** Opening STUDY MATERIAL block **
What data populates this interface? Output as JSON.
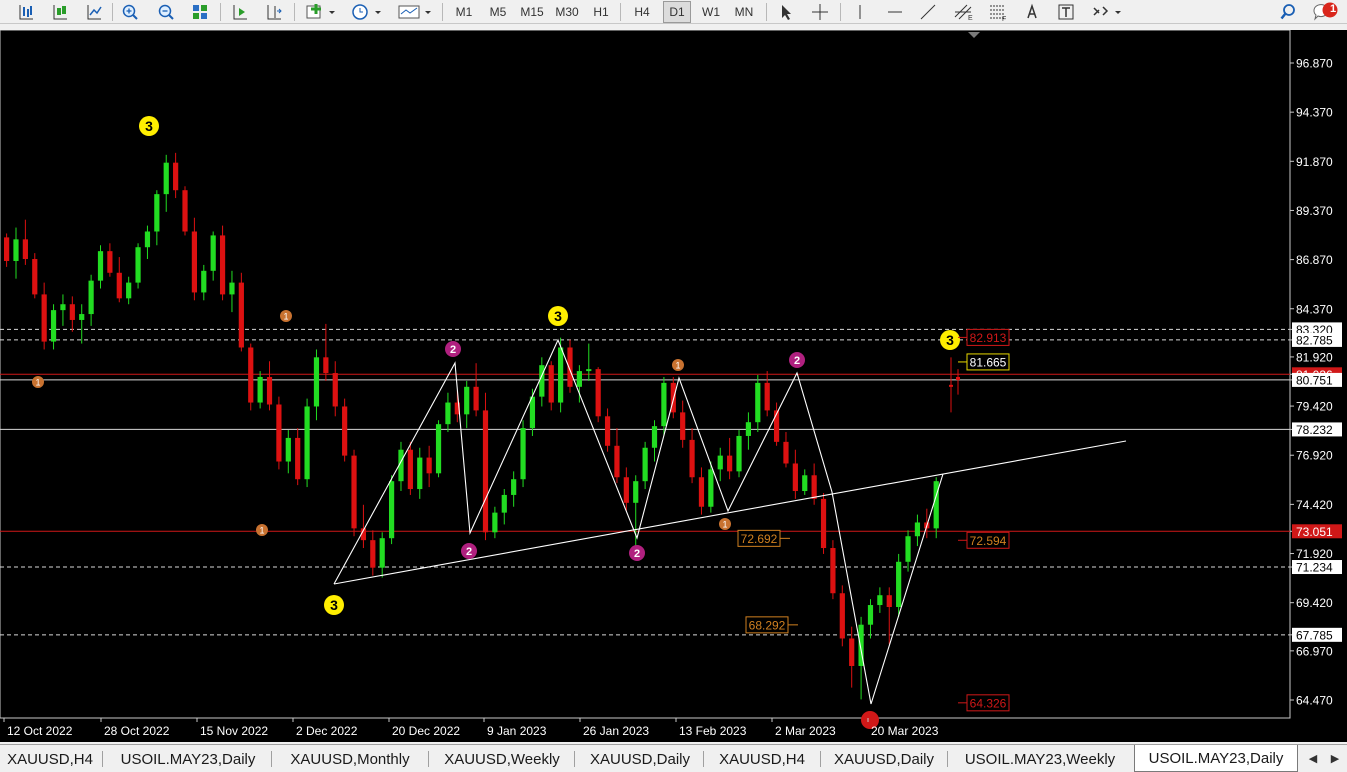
{
  "toolbar": {
    "timeframes": [
      "M1",
      "M5",
      "M15",
      "M30",
      "H1",
      "H4",
      "D1",
      "W1",
      "MN"
    ],
    "active_timeframe": "D1",
    "notification_count": "1"
  },
  "chart": {
    "background": "#000000",
    "bull_color": "#22dd22",
    "bear_color": "#dd1111",
    "price_labels": [
      "96.870",
      "94.370",
      "91.870",
      "89.370",
      "86.870",
      "84.370",
      "83.320",
      "82.785",
      "81.920",
      "81.036",
      "80.751",
      "79.420",
      "78.232",
      "76.920",
      "74.420",
      "73.051",
      "71.920",
      "71.234",
      "69.420",
      "67.785",
      "66.970",
      "64.470"
    ],
    "date_labels": [
      "12 Oct 2022",
      "28 Oct 2022",
      "15 Nov 2022",
      "2 Dec 2022",
      "20 Dec 2022",
      "9 Jan 2023",
      "26 Jan 2023",
      "13 Feb 2023",
      "2 Mar 2023",
      "20 Mar 2023"
    ],
    "levels": {
      "red_top": "82.913",
      "yellow": "81.665",
      "red_current": "81.036",
      "white_mid": "78.232",
      "orange_1": "72.692",
      "red_mid": "72.594",
      "red_line": "73.051",
      "white_low": "71.234",
      "orange_2": "68.292",
      "white_bottom": "67.785",
      "red_bottom": "64.326"
    },
    "wave_labels": {
      "yellow": [
        "3",
        "3",
        "3",
        "3"
      ],
      "magenta": [
        "2",
        "2",
        "2",
        "2"
      ],
      "orange": [
        "1",
        "1",
        "1",
        "1",
        "1"
      ]
    }
  },
  "tabs": [
    {
      "label": "XAUUSD,H4"
    },
    {
      "label": "USOIL.MAY23,Daily"
    },
    {
      "label": "XAUUSD,Monthly"
    },
    {
      "label": "XAUUSD,Weekly"
    },
    {
      "label": "XAUUSD,Daily"
    },
    {
      "label": "XAUUSD,H4"
    },
    {
      "label": "XAUUSD,Daily"
    },
    {
      "label": "USOIL.MAY23,Weekly"
    },
    {
      "label": "USOIL.MAY23,Daily"
    }
  ],
  "active_tab_index": 8
}
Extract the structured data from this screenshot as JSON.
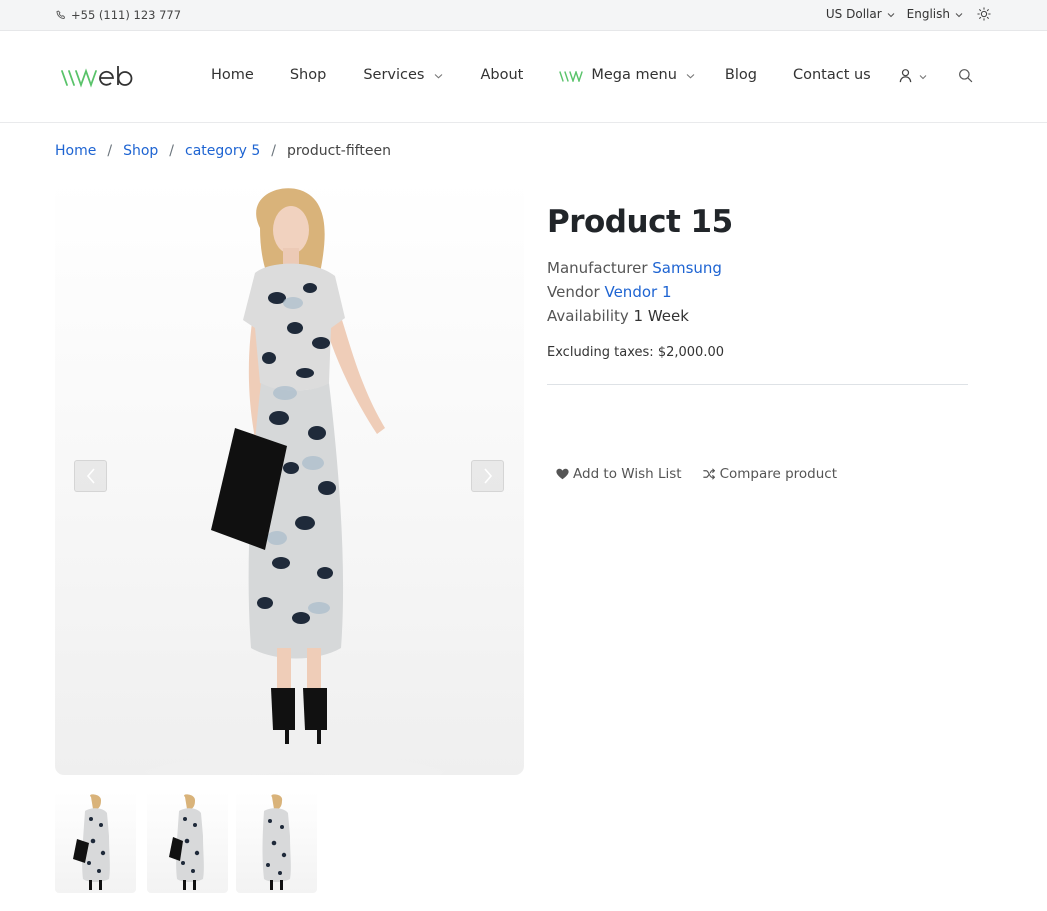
{
  "topbar": {
    "phone": "+55 (111) 123 777",
    "currency": "US Dollar",
    "language": "English"
  },
  "header": {
    "nav": {
      "home": "Home",
      "shop": "Shop",
      "services": "Services",
      "about": "About",
      "mega_menu": "Mega menu",
      "blog": "Blog",
      "contact": "Contact us"
    }
  },
  "breadcrumb": {
    "home": "Home",
    "shop": "Shop",
    "category": "category 5",
    "current": "product-fifteen"
  },
  "product": {
    "title": "Product 15",
    "manufacturer_label": "Manufacturer",
    "manufacturer": "Samsung",
    "vendor_label": "Vendor",
    "vendor": "Vendor 1",
    "availability_label": "Availability",
    "availability": "1 Week",
    "price_label": "Excluding taxes:",
    "price": "$2,000.00",
    "wishlist_label": "Add to Wish List",
    "compare_label": "Compare product"
  },
  "icons": {
    "phone": "phone-icon",
    "chevron": "chevron-down-icon",
    "theme": "sun-icon",
    "user": "user-icon",
    "search": "search-icon",
    "heart": "heart-icon",
    "shuffle": "shuffle-icon",
    "prev": "chevron-left-icon",
    "next": "chevron-right-icon"
  },
  "colors": {
    "link": "#1e64d2",
    "logo_green": "#59c36a",
    "text": "#212529"
  }
}
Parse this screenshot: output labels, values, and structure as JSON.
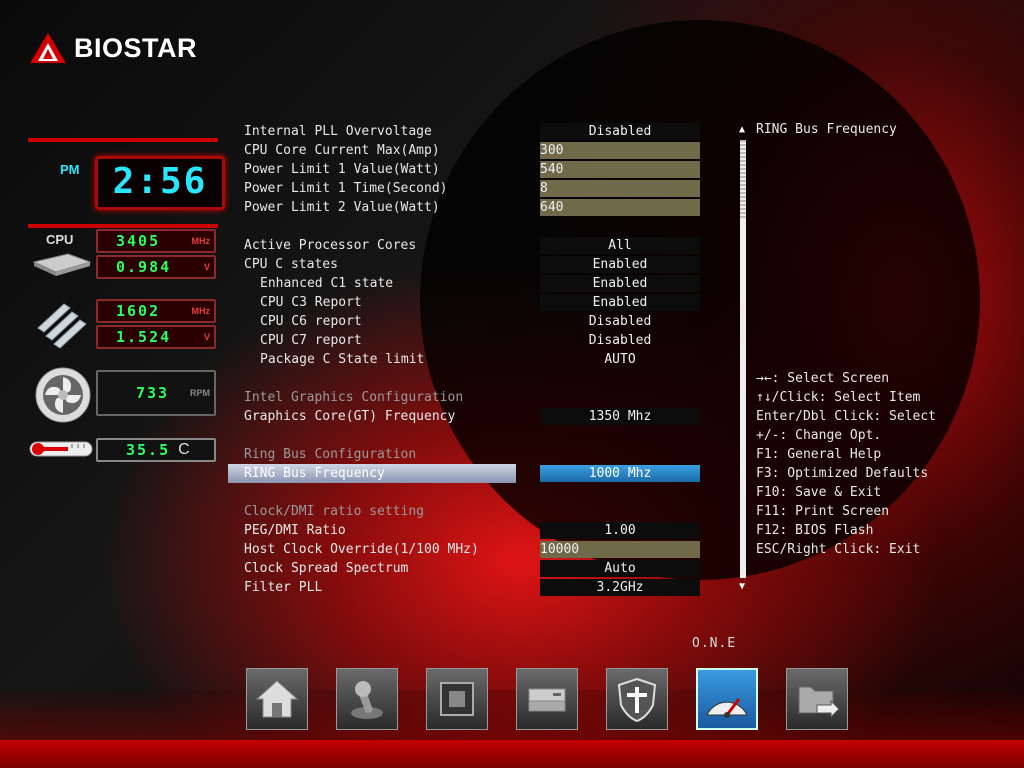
{
  "brand": {
    "logo_text": "BIOSTAR",
    "accent_color": "#c40000"
  },
  "status": {
    "ampm": "PM",
    "time": "2:56",
    "cpu_label": "CPU",
    "cpu_freq": "3405",
    "cpu_freq_unit": "MHz",
    "cpu_volt": "0.984",
    "cpu_volt_unit": "V",
    "mem_freq": "1602",
    "mem_freq_unit": "MHz",
    "mem_volt": "1.524",
    "mem_volt_unit": "V",
    "fan_rpm": "733",
    "fan_unit": "RPM",
    "temp": "35.5",
    "temp_unit": "C"
  },
  "settings": [
    {
      "label": "Internal PLL Overvoltage",
      "value": "Disabled",
      "kind": "select"
    },
    {
      "label": "CPU Core Current Max(Amp)",
      "value": "300",
      "kind": "edit"
    },
    {
      "label": "Power Limit 1 Value(Watt)",
      "value": "540",
      "kind": "edit"
    },
    {
      "label": "Power Limit 1 Time(Second)",
      "value": "8",
      "kind": "edit"
    },
    {
      "label": "Power Limit 2 Value(Watt)",
      "value": "640",
      "kind": "edit"
    },
    {
      "label": "Active Processor Cores",
      "value": "All",
      "kind": "select"
    },
    {
      "label": "CPU C states",
      "value": "Enabled",
      "kind": "select"
    },
    {
      "label": "Enhanced C1 state",
      "value": "Enabled",
      "kind": "select"
    },
    {
      "label": "CPU C3 Report",
      "value": "Enabled",
      "kind": "select"
    },
    {
      "label": "CPU C6 report",
      "value": "Disabled",
      "kind": "plain"
    },
    {
      "label": "CPU C7 report",
      "value": "Disabled",
      "kind": "plain"
    },
    {
      "label": "Package C State limit",
      "value": "AUTO",
      "kind": "plain"
    },
    {
      "label": "Intel Graphics Configuration"
    },
    {
      "label": "Graphics Core(GT) Frequency",
      "value": "1350 Mhz",
      "kind": "select"
    },
    {
      "label": "Ring Bus Configuration"
    },
    {
      "label": "RING Bus Frequency",
      "value": "1000 Mhz",
      "kind": "selected"
    },
    {
      "label": "Clock/DMI ratio setting"
    },
    {
      "label": "PEG/DMI Ratio",
      "value": "1.00",
      "kind": "select"
    },
    {
      "label": "Host Clock Override(1/100 MHz)",
      "value": "10000",
      "kind": "edit"
    },
    {
      "label": "Clock Spread Spectrum",
      "value": "Auto",
      "kind": "select"
    },
    {
      "label": "Filter PLL",
      "value": "3.2GHz",
      "kind": "select"
    }
  ],
  "help": {
    "title": "RING Bus Frequency",
    "keys": [
      "→←: Select Screen",
      "↑↓/Click: Select Item",
      "Enter/Dbl Click: Select",
      "+/-: Change Opt.",
      "F1: General Help",
      "F3: Optimized Defaults",
      "F10: Save & Exit",
      "F11: Print Screen",
      "F12: BIOS Flash",
      "ESC/Right Click: Exit"
    ]
  },
  "dock": {
    "active_label": "O.N.E",
    "items": [
      {
        "name": "home-icon"
      },
      {
        "name": "joystick-icon"
      },
      {
        "name": "chip-icon"
      },
      {
        "name": "drive-icon"
      },
      {
        "name": "security-shield-icon"
      },
      {
        "name": "speedometer-icon",
        "active": true
      },
      {
        "name": "folder-exit-icon"
      }
    ]
  }
}
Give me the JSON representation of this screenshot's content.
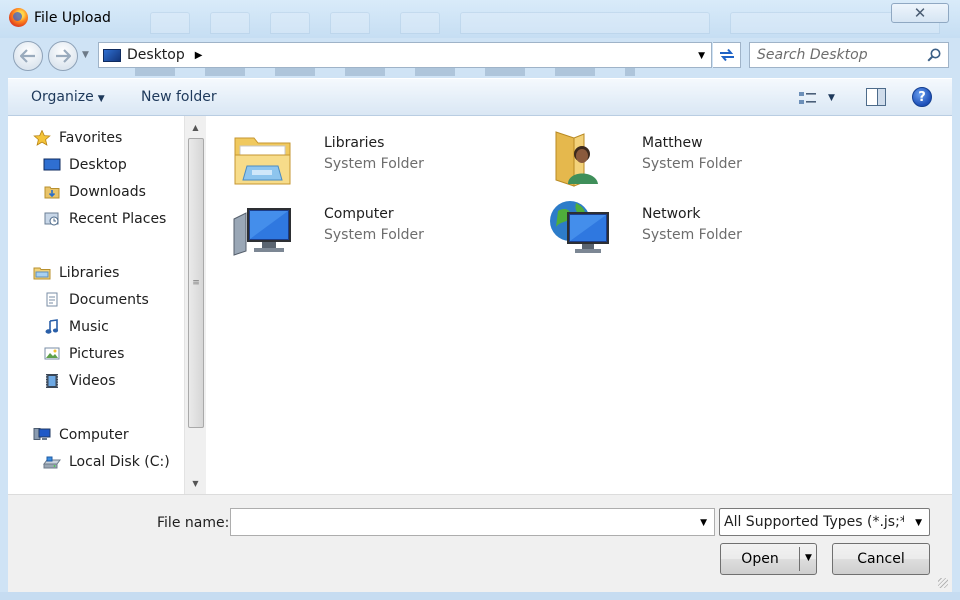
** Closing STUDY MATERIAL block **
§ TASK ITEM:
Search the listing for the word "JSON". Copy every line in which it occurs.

§ RESPONSE:
What data populates this interface? Output as JSON.
Extract the structured data from this screenshot as JSON.
Parse this screenshot: output labels, values, and structure as JSON.
Give me the JSON representation of this screenshot's content.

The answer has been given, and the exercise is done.